→ Exercise goal
Quote the listing below in its entirety.

→ Dataset excerpts

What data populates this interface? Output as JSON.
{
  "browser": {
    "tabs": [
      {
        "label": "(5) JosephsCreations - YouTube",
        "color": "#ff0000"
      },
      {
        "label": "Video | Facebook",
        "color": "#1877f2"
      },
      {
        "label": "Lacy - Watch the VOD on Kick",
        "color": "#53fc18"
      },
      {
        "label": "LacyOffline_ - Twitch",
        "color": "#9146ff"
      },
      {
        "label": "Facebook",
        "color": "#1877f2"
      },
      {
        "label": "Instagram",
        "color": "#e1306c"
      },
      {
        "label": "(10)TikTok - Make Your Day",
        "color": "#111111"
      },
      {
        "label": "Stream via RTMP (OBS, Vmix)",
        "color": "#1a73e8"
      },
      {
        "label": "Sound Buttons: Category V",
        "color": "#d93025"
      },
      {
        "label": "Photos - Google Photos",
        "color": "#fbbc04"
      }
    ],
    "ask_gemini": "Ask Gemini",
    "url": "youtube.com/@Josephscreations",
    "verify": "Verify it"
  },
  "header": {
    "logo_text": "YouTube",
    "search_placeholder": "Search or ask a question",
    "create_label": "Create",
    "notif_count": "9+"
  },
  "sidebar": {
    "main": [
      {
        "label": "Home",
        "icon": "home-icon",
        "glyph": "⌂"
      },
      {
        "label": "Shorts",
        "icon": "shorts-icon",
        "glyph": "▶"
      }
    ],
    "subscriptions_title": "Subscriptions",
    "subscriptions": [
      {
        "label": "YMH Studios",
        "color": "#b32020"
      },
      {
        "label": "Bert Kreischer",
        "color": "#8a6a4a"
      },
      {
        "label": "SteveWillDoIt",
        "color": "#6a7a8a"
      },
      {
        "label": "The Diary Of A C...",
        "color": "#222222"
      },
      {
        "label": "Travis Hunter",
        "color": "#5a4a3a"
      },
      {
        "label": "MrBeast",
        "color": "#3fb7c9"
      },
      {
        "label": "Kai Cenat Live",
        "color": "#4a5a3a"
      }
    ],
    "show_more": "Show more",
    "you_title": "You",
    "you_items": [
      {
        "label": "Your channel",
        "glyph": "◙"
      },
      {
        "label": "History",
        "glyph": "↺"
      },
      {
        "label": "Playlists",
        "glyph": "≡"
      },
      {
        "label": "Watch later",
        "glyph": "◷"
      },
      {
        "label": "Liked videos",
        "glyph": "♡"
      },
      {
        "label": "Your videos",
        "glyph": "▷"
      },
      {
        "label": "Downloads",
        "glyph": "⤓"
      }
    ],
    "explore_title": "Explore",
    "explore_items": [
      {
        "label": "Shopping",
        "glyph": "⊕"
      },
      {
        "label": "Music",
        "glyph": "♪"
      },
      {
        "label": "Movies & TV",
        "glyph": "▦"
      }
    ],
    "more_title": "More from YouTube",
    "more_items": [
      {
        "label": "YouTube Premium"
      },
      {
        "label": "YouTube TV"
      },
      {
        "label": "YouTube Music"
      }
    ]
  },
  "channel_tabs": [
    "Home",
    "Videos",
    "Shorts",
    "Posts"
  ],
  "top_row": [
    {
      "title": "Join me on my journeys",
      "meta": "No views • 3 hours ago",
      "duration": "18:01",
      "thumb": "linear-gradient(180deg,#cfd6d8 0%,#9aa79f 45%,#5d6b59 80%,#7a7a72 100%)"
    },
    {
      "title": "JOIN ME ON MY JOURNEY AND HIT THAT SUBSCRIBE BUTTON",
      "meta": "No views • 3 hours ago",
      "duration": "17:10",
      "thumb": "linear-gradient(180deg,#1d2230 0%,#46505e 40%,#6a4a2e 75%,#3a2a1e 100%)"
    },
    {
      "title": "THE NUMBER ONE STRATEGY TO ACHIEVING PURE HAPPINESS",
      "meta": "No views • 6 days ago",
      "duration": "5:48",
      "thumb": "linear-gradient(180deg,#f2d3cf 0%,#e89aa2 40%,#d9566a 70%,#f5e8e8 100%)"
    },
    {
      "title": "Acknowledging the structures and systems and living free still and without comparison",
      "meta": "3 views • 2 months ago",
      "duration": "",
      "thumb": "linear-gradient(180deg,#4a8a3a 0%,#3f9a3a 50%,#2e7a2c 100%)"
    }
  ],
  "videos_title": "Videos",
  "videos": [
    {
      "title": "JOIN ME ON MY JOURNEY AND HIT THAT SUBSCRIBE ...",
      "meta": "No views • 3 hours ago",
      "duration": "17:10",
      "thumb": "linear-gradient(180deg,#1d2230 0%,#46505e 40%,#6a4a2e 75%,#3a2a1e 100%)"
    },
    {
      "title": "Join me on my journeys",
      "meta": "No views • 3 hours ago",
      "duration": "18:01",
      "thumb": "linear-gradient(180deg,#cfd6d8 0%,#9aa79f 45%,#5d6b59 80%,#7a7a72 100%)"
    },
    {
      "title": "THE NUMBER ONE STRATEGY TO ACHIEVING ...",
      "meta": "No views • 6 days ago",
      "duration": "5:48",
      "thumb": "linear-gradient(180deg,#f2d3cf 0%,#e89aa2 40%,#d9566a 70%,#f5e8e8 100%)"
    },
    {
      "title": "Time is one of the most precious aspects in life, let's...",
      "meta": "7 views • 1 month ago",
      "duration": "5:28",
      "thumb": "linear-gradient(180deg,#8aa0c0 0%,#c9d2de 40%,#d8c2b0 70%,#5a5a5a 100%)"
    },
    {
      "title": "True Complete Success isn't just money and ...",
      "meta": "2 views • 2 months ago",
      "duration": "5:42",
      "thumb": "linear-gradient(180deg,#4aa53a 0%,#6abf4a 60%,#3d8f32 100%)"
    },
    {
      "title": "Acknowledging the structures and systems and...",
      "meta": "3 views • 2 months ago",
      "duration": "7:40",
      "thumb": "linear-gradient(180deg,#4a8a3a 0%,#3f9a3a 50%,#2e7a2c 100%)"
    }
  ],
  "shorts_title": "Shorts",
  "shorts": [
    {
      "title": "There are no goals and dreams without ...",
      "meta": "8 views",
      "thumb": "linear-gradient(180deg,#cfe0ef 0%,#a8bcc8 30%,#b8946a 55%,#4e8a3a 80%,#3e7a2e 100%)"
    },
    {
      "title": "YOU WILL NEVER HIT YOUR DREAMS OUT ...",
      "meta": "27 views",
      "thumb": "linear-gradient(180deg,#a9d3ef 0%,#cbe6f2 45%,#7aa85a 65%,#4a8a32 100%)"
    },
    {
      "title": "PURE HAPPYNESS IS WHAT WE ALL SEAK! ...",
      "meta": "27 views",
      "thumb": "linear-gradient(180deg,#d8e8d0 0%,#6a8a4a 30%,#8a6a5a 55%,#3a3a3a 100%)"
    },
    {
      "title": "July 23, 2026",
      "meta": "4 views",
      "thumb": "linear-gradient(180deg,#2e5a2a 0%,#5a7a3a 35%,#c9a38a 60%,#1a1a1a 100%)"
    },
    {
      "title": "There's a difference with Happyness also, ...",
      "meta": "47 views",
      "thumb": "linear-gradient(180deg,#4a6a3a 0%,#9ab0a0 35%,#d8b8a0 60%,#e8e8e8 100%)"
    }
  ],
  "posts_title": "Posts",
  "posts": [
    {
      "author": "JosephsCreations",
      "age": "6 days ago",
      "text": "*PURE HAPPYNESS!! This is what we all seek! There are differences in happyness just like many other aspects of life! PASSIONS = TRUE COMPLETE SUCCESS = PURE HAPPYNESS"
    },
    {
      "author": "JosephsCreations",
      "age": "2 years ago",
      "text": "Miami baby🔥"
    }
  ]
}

→ Answer space
What data populates this interface? Output as JSON.
{
  "browser": {
    "tabs": [
      {
        "label": "(5) JosephsCreations - YouTube",
        "color": "#ff0000"
      },
      {
        "label": "Video | Facebook",
        "color": "#1877f2"
      },
      {
        "label": "Lacy - Watch the VOD on Kick",
        "color": "#53fc18"
      },
      {
        "label": "LacyOffline_ - Twitch",
        "color": "#9146ff"
      },
      {
        "label": "Facebook",
        "color": "#1877f2"
      },
      {
        "label": "Instagram",
        "color": "#e1306c"
      },
      {
        "label": "(10)TikTok - Make Your Day",
        "color": "#111111"
      },
      {
        "label": "Stream via RTMP (OBS, Vmix)",
        "color": "#1a73e8"
      },
      {
        "label": "Sound Buttons: Category V",
        "color": "#d93025"
      },
      {
        "label": "Photos - Google Photos",
        "color": "#fbbc04"
      }
    ],
    "ask_gemini": "Ask Gemini",
    "url": "youtube.com/@Josephscreations",
    "verify": "Verify it"
  },
  "header": {
    "logo_text": "YouTube",
    "search_placeholder": "Search or ask a question",
    "create_label": "Create",
    "notif_count": "9+"
  },
  "sidebar": {
    "main": [
      {
        "label": "Home",
        "icon": "home-icon",
        "glyph": "⌂"
      },
      {
        "label": "Shorts",
        "icon": "shorts-icon",
        "glyph": "▶"
      }
    ],
    "subscriptions_title": "Subscriptions",
    "subscriptions": [
      {
        "label": "YMH Studios",
        "color": "#b32020"
      },
      {
        "label": "Bert Kreischer",
        "color": "#8a6a4a"
      },
      {
        "label": "SteveWillDoIt",
        "color": "#6a7a8a"
      },
      {
        "label": "The Diary Of A C...",
        "color": "#222222"
      },
      {
        "label": "Travis Hunter",
        "color": "#5a4a3a"
      },
      {
        "label": "MrBeast",
        "color": "#3fb7c9"
      },
      {
        "label": "Kai Cenat Live",
        "color": "#4a5a3a"
      }
    ],
    "show_more": "Show more",
    "you_title": "You",
    "you_items": [
      {
        "label": "Your channel",
        "glyph": "◙"
      },
      {
        "label": "History",
        "glyph": "↺"
      },
      {
        "label": "Playlists",
        "glyph": "≡"
      },
      {
        "label": "Watch later",
        "glyph": "◷"
      },
      {
        "label": "Liked videos",
        "glyph": "♡"
      },
      {
        "label": "Your videos",
        "glyph": "▷"
      },
      {
        "label": "Downloads",
        "glyph": "⤓"
      }
    ],
    "explore_title": "Explore",
    "explore_items": [
      {
        "label": "Shopping",
        "glyph": "⊕"
      },
      {
        "label": "Music",
        "glyph": "♪"
      },
      {
        "label": "Movies & TV",
        "glyph": "▦"
      }
    ],
    "more_title": "More from YouTube",
    "more_items": [
      {
        "label": "YouTube Premium"
      },
      {
        "label": "YouTube TV"
      },
      {
        "label": "YouTube Music"
      }
    ]
  },
  "channel_tabs": [
    "Home",
    "Videos",
    "Shorts",
    "Posts"
  ],
  "top_row": [
    {
      "title": "Join me on my journeys",
      "meta": "No views • 3 hours ago",
      "duration": "18:01",
      "thumb": "linear-gradient(180deg,#cfd6d8 0%,#9aa79f 45%,#5d6b59 80%,#7a7a72 100%)"
    },
    {
      "title": "JOIN ME ON MY JOURNEY AND HIT THAT SUBSCRIBE BUTTON",
      "meta": "No views • 3 hours ago",
      "duration": "17:10",
      "thumb": "linear-gradient(180deg,#1d2230 0%,#46505e 40%,#6a4a2e 75%,#3a2a1e 100%)"
    },
    {
      "title": "THE NUMBER ONE STRATEGY TO ACHIEVING PURE HAPPINESS",
      "meta": "No views • 6 days ago",
      "duration": "5:48",
      "thumb": "linear-gradient(180deg,#f2d3cf 0%,#e89aa2 40%,#d9566a 70%,#f5e8e8 100%)"
    },
    {
      "title": "Acknowledging the structures and systems and living free still and without comparison",
      "meta": "3 views • 2 months ago",
      "duration": "",
      "thumb": "linear-gradient(180deg,#4a8a3a 0%,#3f9a3a 50%,#2e7a2c 100%)"
    }
  ],
  "videos_title": "Videos",
  "videos": [
    {
      "title": "JOIN ME ON MY JOURNEY AND HIT THAT SUBSCRIBE ...",
      "meta": "No views • 3 hours ago",
      "duration": "17:10",
      "thumb": "linear-gradient(180deg,#1d2230 0%,#46505e 40%,#6a4a2e 75%,#3a2a1e 100%)"
    },
    {
      "title": "Join me on my journeys",
      "meta": "No views • 3 hours ago",
      "duration": "18:01",
      "thumb": "linear-gradient(180deg,#cfd6d8 0%,#9aa79f 45%,#5d6b59 80%,#7a7a72 100%)"
    },
    {
      "title": "THE NUMBER ONE STRATEGY TO ACHIEVING ...",
      "meta": "No views • 6 days ago",
      "duration": "5:48",
      "thumb": "linear-gradient(180deg,#f2d3cf 0%,#e89aa2 40%,#d9566a 70%,#f5e8e8 100%)"
    },
    {
      "title": "Time is one of the most precious aspects in life, let's...",
      "meta": "7 views • 1 month ago",
      "duration": "5:28",
      "thumb": "linear-gradient(180deg,#8aa0c0 0%,#c9d2de 40%,#d8c2b0 70%,#5a5a5a 100%)"
    },
    {
      "title": "True Complete Success isn't just money and ...",
      "meta": "2 views • 2 months ago",
      "duration": "5:42",
      "thumb": "linear-gradient(180deg,#4aa53a 0%,#6abf4a 60%,#3d8f32 100%)"
    },
    {
      "title": "Acknowledging the structures and systems and...",
      "meta": "3 views • 2 months ago",
      "duration": "7:40",
      "thumb": "linear-gradient(180deg,#4a8a3a 0%,#3f9a3a 50%,#2e7a2c 100%)"
    }
  ],
  "shorts_title": "Shorts",
  "shorts": [
    {
      "title": "There are no goals and dreams without ...",
      "meta": "8 views",
      "thumb": "linear-gradient(180deg,#cfe0ef 0%,#a8bcc8 30%,#b8946a 55%,#4e8a3a 80%,#3e7a2e 100%)"
    },
    {
      "title": "YOU WILL NEVER HIT YOUR DREAMS OUT ...",
      "meta": "27 views",
      "thumb": "linear-gradient(180deg,#a9d3ef 0%,#cbe6f2 45%,#7aa85a 65%,#4a8a32 100%)"
    },
    {
      "title": "PURE HAPPYNESS IS WHAT WE ALL SEAK! ...",
      "meta": "27 views",
      "thumb": "linear-gradient(180deg,#d8e8d0 0%,#6a8a4a 30%,#8a6a5a 55%,#3a3a3a 100%)"
    },
    {
      "title": "July 23, 2026",
      "meta": "4 views",
      "thumb": "linear-gradient(180deg,#2e5a2a 0%,#5a7a3a 35%,#c9a38a 60%,#1a1a1a 100%)"
    },
    {
      "title": "There's a difference with Happyness also, ...",
      "meta": "47 views",
      "thumb": "linear-gradient(180deg,#4a6a3a 0%,#9ab0a0 35%,#d8b8a0 60%,#e8e8e8 100%)"
    }
  ],
  "posts_title": "Posts",
  "posts": [
    {
      "author": "JosephsCreations",
      "age": "6 days ago",
      "text": "*PURE HAPPYNESS!! This is what we all seek! There are differences in happyness just like many other aspects of life! PASSIONS = TRUE COMPLETE SUCCESS = PURE HAPPYNESS"
    },
    {
      "author": "JosephsCreations",
      "age": "2 years ago",
      "text": "Miami baby🔥"
    }
  ]
}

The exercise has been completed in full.